January 28th, 2022
By Rehan Piracha
The Central Board of Film Censors (CBFC) has refused to clear the film on Javed Iqbal, the serial killer of ‘100 children’ and has stopped it from being screened over objections that it would distort the image of Pakistan, the board’s chief told Voicepk on Friday.
In a unanimous decision last month, the board said the biopic crime thriller would distort the country’s image of Pakistan, CBFC chairman Arshad Munir said in response to a question about the reasons behind the refusal to clear the movie’s release in the federal capital territory.
“It is glorifying and highlighting a heinous crime,” Munir said. Besides, the CBFC had also objected to distortion of facts in the film starring Yasir Hussain and Ayesha Omar. “The story distorts the facts and degrades the image of police,” Munir said in his response.
‘Javed Iqbal: The Untold Story’ however did premier in Karachi on January 25. The film was scheduled for theatrical release in cinemas in Punjab and Sindh on January 28.
Punjab govt’s decision challenged in LHC
On the other hand, Abu Aleeha, writer and director of the film, told Voicepk that they have filed a petition in the Lahore High Court against the Punjab government’s decision to halt screening of the movie just two days earlier to its release in cinemas across the province.
“The LHC is expected to take up our petition on Monday,” Abu Aleeha said. On January 26, the Punjab Information Ministry informed the film’s producer that the provincial government has decided to re-examine the film ‘in the wake of persistent complaints from different quarters’.
The ministry directed the producer not to release the film till the decision of the re-examination committee, adding that the ‘time and place of re-examination will be intimated later on’.
Aleeha said a four-member panel of the Punjab Film Censor Board had earlier cleared the film for release in cinemas across the province, adding that the Sindh Censor Board also cleared the biopic for screening. He said the government’s decision to halt screening and re-examine the movie was against the law. “Once a censor board clears a film for release, it cannot take back the decision,” the director pointed out. Surprisingly, the decision was made just after the movie premiered in Karachi and was set for release two days later, he added.
Responding to reports that the Punjab government’s decision to halt screening might have been influenced by the CBFC not clearing the film, Aleeha said the CBFC’s decision not to clear the movie for screening had no binding on the provincial film censor boards in Punjab and Sindh.

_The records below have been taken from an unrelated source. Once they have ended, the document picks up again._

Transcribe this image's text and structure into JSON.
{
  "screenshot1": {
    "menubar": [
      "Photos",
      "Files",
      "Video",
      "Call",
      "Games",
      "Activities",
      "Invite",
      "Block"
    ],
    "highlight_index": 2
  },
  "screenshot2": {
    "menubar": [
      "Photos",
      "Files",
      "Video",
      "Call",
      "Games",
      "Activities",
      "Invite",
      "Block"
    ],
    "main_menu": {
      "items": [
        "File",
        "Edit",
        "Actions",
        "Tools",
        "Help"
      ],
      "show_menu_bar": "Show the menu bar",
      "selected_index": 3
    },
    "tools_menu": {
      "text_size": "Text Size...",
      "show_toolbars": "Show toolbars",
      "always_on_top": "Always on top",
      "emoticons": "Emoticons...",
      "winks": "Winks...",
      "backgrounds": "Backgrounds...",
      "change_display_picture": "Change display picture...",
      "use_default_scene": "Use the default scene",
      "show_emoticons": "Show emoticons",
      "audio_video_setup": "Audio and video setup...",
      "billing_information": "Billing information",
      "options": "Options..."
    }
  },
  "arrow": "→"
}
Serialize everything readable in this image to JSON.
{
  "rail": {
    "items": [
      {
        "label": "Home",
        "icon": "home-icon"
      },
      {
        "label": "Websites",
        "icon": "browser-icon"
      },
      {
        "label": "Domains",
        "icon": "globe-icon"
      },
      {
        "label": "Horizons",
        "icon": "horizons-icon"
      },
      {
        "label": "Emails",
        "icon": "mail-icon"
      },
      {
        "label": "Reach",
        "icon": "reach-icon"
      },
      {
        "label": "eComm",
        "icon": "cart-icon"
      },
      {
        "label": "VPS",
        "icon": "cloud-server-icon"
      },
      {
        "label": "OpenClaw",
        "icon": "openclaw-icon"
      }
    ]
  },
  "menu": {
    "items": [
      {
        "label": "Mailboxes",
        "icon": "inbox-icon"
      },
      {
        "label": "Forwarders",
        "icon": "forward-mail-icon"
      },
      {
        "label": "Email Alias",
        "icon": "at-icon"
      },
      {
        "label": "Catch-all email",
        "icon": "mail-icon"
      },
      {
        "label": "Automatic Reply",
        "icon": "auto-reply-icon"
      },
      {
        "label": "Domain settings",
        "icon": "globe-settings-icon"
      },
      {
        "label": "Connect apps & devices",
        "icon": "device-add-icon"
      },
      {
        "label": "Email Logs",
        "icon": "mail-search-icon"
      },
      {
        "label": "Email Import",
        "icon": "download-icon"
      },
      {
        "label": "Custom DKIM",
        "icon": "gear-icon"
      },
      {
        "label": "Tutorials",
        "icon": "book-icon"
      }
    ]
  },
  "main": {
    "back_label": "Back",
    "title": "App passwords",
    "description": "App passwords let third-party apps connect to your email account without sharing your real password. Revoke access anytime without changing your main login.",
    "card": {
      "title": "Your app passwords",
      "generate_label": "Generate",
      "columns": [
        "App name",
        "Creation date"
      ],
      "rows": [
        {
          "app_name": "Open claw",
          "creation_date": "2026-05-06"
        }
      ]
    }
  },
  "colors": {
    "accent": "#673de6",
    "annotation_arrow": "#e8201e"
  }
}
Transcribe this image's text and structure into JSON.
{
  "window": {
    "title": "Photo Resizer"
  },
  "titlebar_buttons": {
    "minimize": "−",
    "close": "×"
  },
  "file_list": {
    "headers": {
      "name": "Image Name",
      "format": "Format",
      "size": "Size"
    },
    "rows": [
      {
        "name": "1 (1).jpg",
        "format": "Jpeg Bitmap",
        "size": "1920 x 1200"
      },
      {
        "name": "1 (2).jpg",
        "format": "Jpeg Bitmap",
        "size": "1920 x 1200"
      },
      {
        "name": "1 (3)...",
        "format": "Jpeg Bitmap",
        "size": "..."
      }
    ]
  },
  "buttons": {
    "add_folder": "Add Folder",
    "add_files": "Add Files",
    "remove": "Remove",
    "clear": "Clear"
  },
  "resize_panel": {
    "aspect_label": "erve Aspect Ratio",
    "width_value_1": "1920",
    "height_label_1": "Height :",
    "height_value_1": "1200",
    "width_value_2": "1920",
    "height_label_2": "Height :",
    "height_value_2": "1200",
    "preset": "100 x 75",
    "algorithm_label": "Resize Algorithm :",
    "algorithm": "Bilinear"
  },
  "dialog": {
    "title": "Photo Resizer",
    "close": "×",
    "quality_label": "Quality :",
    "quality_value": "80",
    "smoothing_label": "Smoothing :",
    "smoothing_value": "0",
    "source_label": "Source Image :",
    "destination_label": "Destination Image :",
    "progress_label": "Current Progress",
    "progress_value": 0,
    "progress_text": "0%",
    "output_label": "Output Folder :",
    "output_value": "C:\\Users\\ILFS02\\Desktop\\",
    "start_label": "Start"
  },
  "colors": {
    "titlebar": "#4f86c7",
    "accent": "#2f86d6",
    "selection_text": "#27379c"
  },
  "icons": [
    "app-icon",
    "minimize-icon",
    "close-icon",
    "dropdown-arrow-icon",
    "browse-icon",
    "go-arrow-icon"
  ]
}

“The CBFC clears films for release in the Islamabad Capital Territory and Cantonment Boards,” he explained. Balochistan and Khyber Pakhtunkhwa have not established their provincial film censor boards but often follow the decisions of the federal CBFC.
Aleeha said they had not filed a review of the CBFC decision as there is only one cinema in the federal territory. “We had clearance from censors in Sindh and Punjab and thought we would file a review with CBFC once we got an overwhelming public response in screenings in Sindh and Punjab,” he said.
In interviews prior to the film’s premiere, the writer and director had clarified that the movie in no way glorifies the psychopathic child killer.
Aleeha said the Punjab Film Censor Board, which had cleared the film last month, did great injustice to the film makers by halting its screening a couple of days before its release.
Actors Yasir Hussain and Ayesha Omar also expressed their dismay at the sudden Punjab government’s refusal to screen the film in the province. “The reason for the ban is beyond understanding,” Hussain said in his Instagram post. Whether cinemas in the country were to show only cricket matches and TV dramas or independent film makers would get any chance, he questioned.